(TASK INPUT)
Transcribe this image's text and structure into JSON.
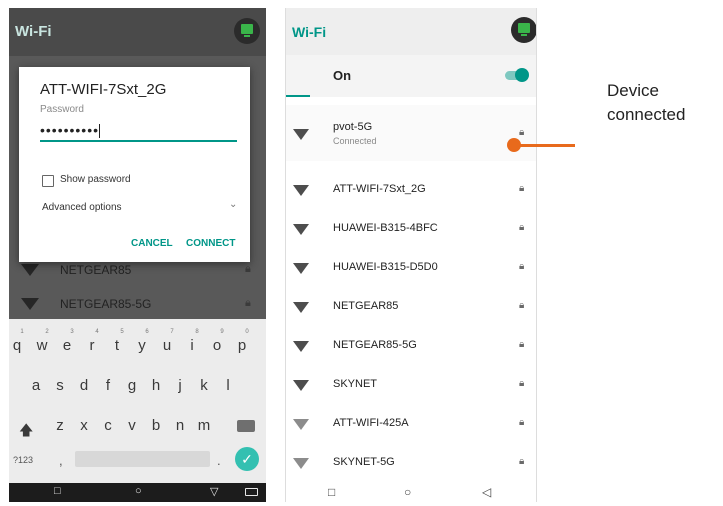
{
  "left_screen": {
    "title": "Wi-Fi",
    "dialog": {
      "network_name": "ATT-WIFI-7Sxt_2G",
      "password_label": "Password",
      "password_value": "••••••••••",
      "show_password_label": "Show password",
      "advanced_options_label": "Advanced options",
      "cancel_label": "CANCEL",
      "connect_label": "CONNECT"
    },
    "background_networks": [
      "NETGEAR85",
      "NETGEAR85-5G"
    ],
    "keyboard": {
      "row1": [
        "q",
        "w",
        "e",
        "r",
        "t",
        "y",
        "u",
        "i",
        "o",
        "p"
      ],
      "row1_hints": [
        "1",
        "2",
        "3",
        "4",
        "5",
        "6",
        "7",
        "8",
        "9",
        "0"
      ],
      "row2": [
        "a",
        "s",
        "d",
        "f",
        "g",
        "h",
        "j",
        "k",
        "l"
      ],
      "row3": [
        "z",
        "x",
        "c",
        "v",
        "b",
        "n",
        "m"
      ],
      "symbols_label": "?123",
      "comma": ",",
      "period": "."
    },
    "navbar": {
      "back": "▽",
      "home": "○",
      "recents": "□"
    }
  },
  "right_screen": {
    "title": "Wi-Fi",
    "toggle_label": "On",
    "toggle_on": true,
    "networks": [
      {
        "name": "pvot-5G",
        "status": "Connected",
        "locked": true
      },
      {
        "name": "ATT-WIFI-7Sxt_2G",
        "locked": true
      },
      {
        "name": "HUAWEI-B315-4BFC",
        "locked": true
      },
      {
        "name": "HUAWEI-B315-D5D0",
        "locked": true
      },
      {
        "name": "NETGEAR85",
        "locked": true
      },
      {
        "name": "NETGEAR85-5G",
        "locked": true
      },
      {
        "name": "SKYNET",
        "locked": true
      },
      {
        "name": "ATT-WIFI-425A",
        "locked": true
      },
      {
        "name": "SKYNET-5G",
        "locked": true
      }
    ],
    "navbar": {
      "back": "◁",
      "home": "○",
      "recents": "□"
    }
  },
  "annotation": {
    "line1": "Device",
    "line2": "connected"
  },
  "colors": {
    "accent": "#009688",
    "callout": "#e86a1c"
  },
  "icons": [
    "wifi-icon",
    "lock-icon",
    "settings-badge-icon",
    "shift-icon",
    "backspace-icon",
    "check-icon"
  ]
}
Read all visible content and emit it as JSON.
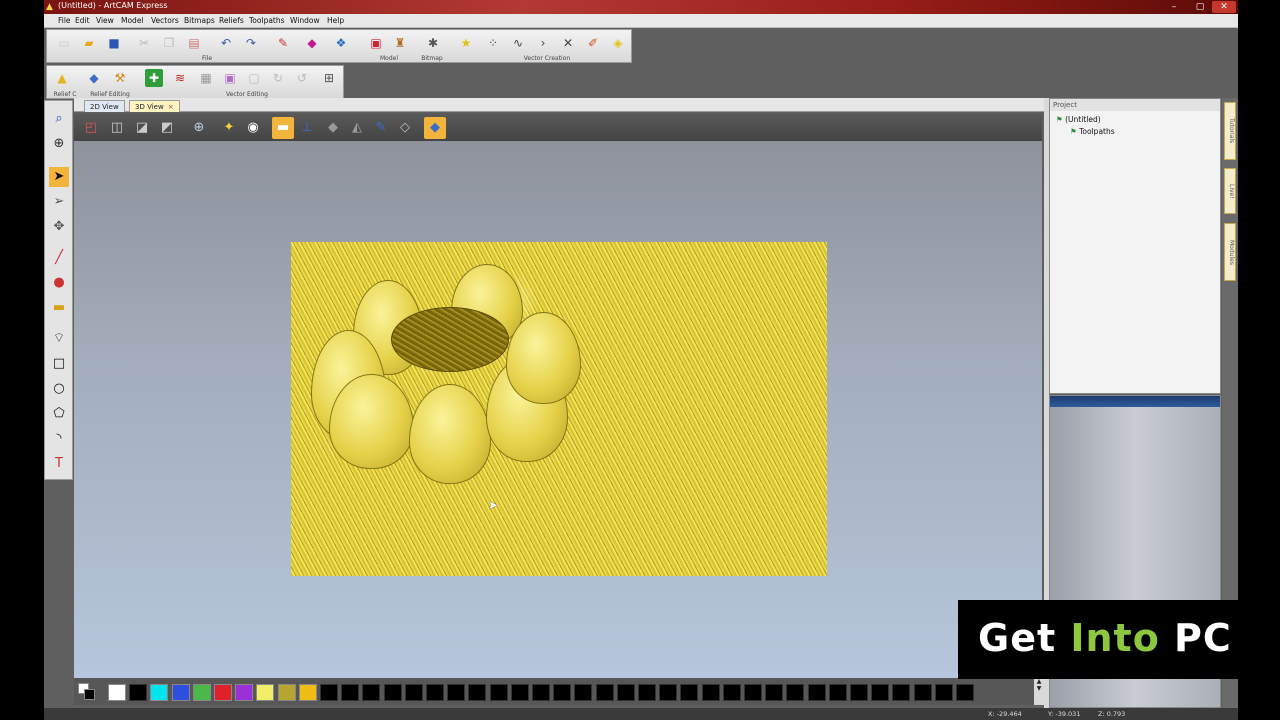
{
  "window": {
    "title": "(Untitled) - ArtCAM Express",
    "colors": {
      "title_bg": "#a52a22",
      "close_bg": "#c5382d"
    }
  },
  "menu": [
    "File",
    "Edit",
    "View",
    "Model",
    "Vectors",
    "Bitmaps",
    "Reliefs",
    "Toolpaths",
    "Window",
    "Help"
  ],
  "toolbars": {
    "file_label": "File",
    "model_label": "Model",
    "bitmap_label": "Bitmap",
    "vector_creation_label": "Vector Creation",
    "relief_c_label": "Relief C",
    "relief_editing_label": "Relief Editing",
    "vector_editing_label": "Vector Editing"
  },
  "view_tabs": [
    {
      "label": "2D View"
    },
    {
      "label": "3D View",
      "close": "×"
    }
  ],
  "project_panel": {
    "header": "Project",
    "items": [
      "(Untitled)",
      "Toolpaths"
    ]
  },
  "right_tabs": [
    "Tutorials",
    "Live!",
    "Modules"
  ],
  "palette": {
    "colors": [
      "#ffffff",
      "#000000",
      "#00e5ee",
      "#2f4fe0",
      "#4cb84c",
      "#e0202a",
      "#9b30d9",
      "#f3ee6a",
      "#b8a530",
      "#f0bd16",
      "#000000",
      "#000000",
      "#000000",
      "#000000",
      "#000000",
      "#000000",
      "#000000",
      "#000000",
      "#000000",
      "#000000",
      "#000000",
      "#000000",
      "#000000",
      "#000000",
      "#000000",
      "#000000",
      "#000000",
      "#000000",
      "#000000",
      "#000000",
      "#000000",
      "#000000",
      "#000000",
      "#000000",
      "#000000",
      "#000000",
      "#000000",
      "#000000",
      "#000000",
      "#000000",
      "#000000"
    ]
  },
  "status": {
    "x": "X: -29.464",
    "y": "Y: -39.031",
    "z": "Z: 0.793"
  },
  "watermark": {
    "part1": "Get ",
    "part2": "Into",
    "part3": " PC",
    "colors": {
      "white": "#ffffff",
      "green": "#8dc63f"
    }
  },
  "icons": {
    "new": "new-file-icon",
    "open": "open-folder-icon",
    "save": "save-icon",
    "cut": "cut-icon",
    "copy": "copy-icon",
    "paste": "paste-icon",
    "undo": "undo-icon",
    "redo": "redo-icon"
  }
}
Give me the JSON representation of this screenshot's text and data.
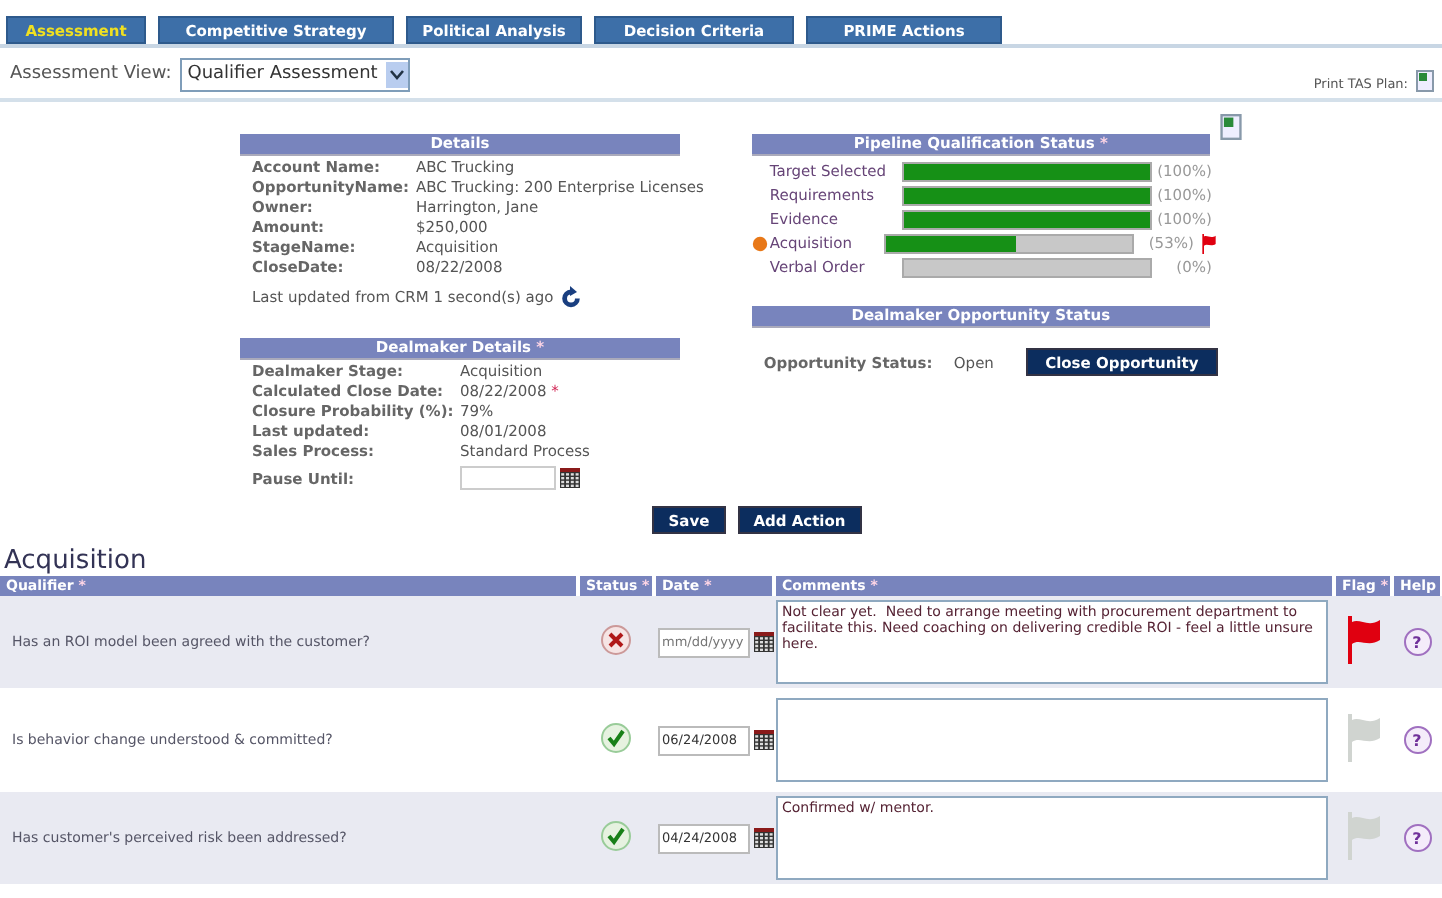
{
  "tabs": [
    {
      "label": "Assessment",
      "selected": true
    },
    {
      "label": "Competitive Strategy",
      "selected": false
    },
    {
      "label": "Political Analysis",
      "selected": false
    },
    {
      "label": "Decision Criteria",
      "selected": false
    },
    {
      "label": "PRIME Actions",
      "selected": false
    }
  ],
  "view": {
    "label": "Assessment View:",
    "value": "Qualifier Assessment"
  },
  "print_label": "Print TAS Plan:",
  "details": {
    "title": "Details",
    "rows": [
      {
        "label": "Account Name:",
        "value": "ABC Trucking"
      },
      {
        "label": "OpportunityName:",
        "value": "ABC Trucking: 200 Enterprise Licenses"
      },
      {
        "label": "Owner:",
        "value": "Harrington, Jane"
      },
      {
        "label": "Amount:",
        "value": "$250,000"
      },
      {
        "label": "StageName:",
        "value": "Acquisition"
      },
      {
        "label": "CloseDate:",
        "value": "08/22/2008"
      }
    ],
    "updated": "Last updated from CRM 1 second(s) ago"
  },
  "dealmaker": {
    "title": "Dealmaker Details",
    "mark": "*",
    "rows": [
      {
        "label": "Dealmaker Stage:",
        "value": "Acquisition",
        "mark": ""
      },
      {
        "label": "Calculated Close Date:",
        "value": "08/22/2008",
        "mark": "*"
      },
      {
        "label": "Closure Probability (%):",
        "value": "79%",
        "mark": ""
      },
      {
        "label": "Last updated:",
        "value": "08/01/2008",
        "mark": ""
      },
      {
        "label": "Sales Process:",
        "value": "Standard Process",
        "mark": ""
      }
    ],
    "pause_label": "Pause Until:"
  },
  "pipeline": {
    "title": "Pipeline Qualification Status",
    "mark": "*",
    "stages": [
      {
        "label": "Target Selected",
        "level": 1,
        "percent": "(100%)",
        "current": false,
        "flagged": false
      },
      {
        "label": "Requirements",
        "level": 1,
        "percent": "(100%)",
        "current": false,
        "flagged": false
      },
      {
        "label": "Evidence",
        "level": 1,
        "percent": "(100%)",
        "current": false,
        "flagged": false
      },
      {
        "label": "Acquisition",
        "level": 0.53,
        "percent": "(53%)",
        "current": true,
        "flagged": true
      },
      {
        "label": "Verbal Order",
        "level": 0,
        "percent": "(0%)",
        "current": false,
        "flagged": false
      }
    ]
  },
  "opportunity": {
    "title": "Dealmaker Opportunity Status",
    "label": "Opportunity Status:",
    "value": "Open",
    "button": "Close Opportunity"
  },
  "buttons": [
    "Save",
    "Add Action"
  ],
  "section_title": "Acquisition",
  "table": {
    "columns": [
      {
        "label": "Qualifier",
        "mark": "*"
      },
      {
        "label": "Status",
        "mark": "*"
      },
      {
        "label": "Date",
        "mark": "*"
      },
      {
        "label": "Comments",
        "mark": "*"
      },
      {
        "label": "Flag",
        "mark": "*"
      },
      {
        "label": "Help"
      }
    ],
    "rows": [
      {
        "qualifier": "Has an ROI model been agreed with the customer?",
        "passed": false,
        "date": "",
        "date_placeholder": "mm/dd/yyyy",
        "comments": "Not clear yet.  Need to arrange meeting with procurement department to facilitate this. Need coaching on delivering credible ROI - feel a little unsure here.",
        "flagged": true,
        "help": "?"
      },
      {
        "qualifier": "Is behavior change understood & committed?",
        "passed": true,
        "date": "06/24/2008",
        "comments": "",
        "flagged": false,
        "help": "?"
      },
      {
        "qualifier": "Has customer's perceived risk been addressed?",
        "passed": true,
        "date": "04/24/2008",
        "comments": "Confirmed w/ mentor.",
        "flagged": false,
        "help": "?"
      }
    ]
  }
}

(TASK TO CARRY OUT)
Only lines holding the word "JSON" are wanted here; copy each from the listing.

(REPLY)
Transcribe this image's text and structure into JSON.
Read all visible content and emit it as JSON.
Give me the JSON representation of this screenshot's text and data.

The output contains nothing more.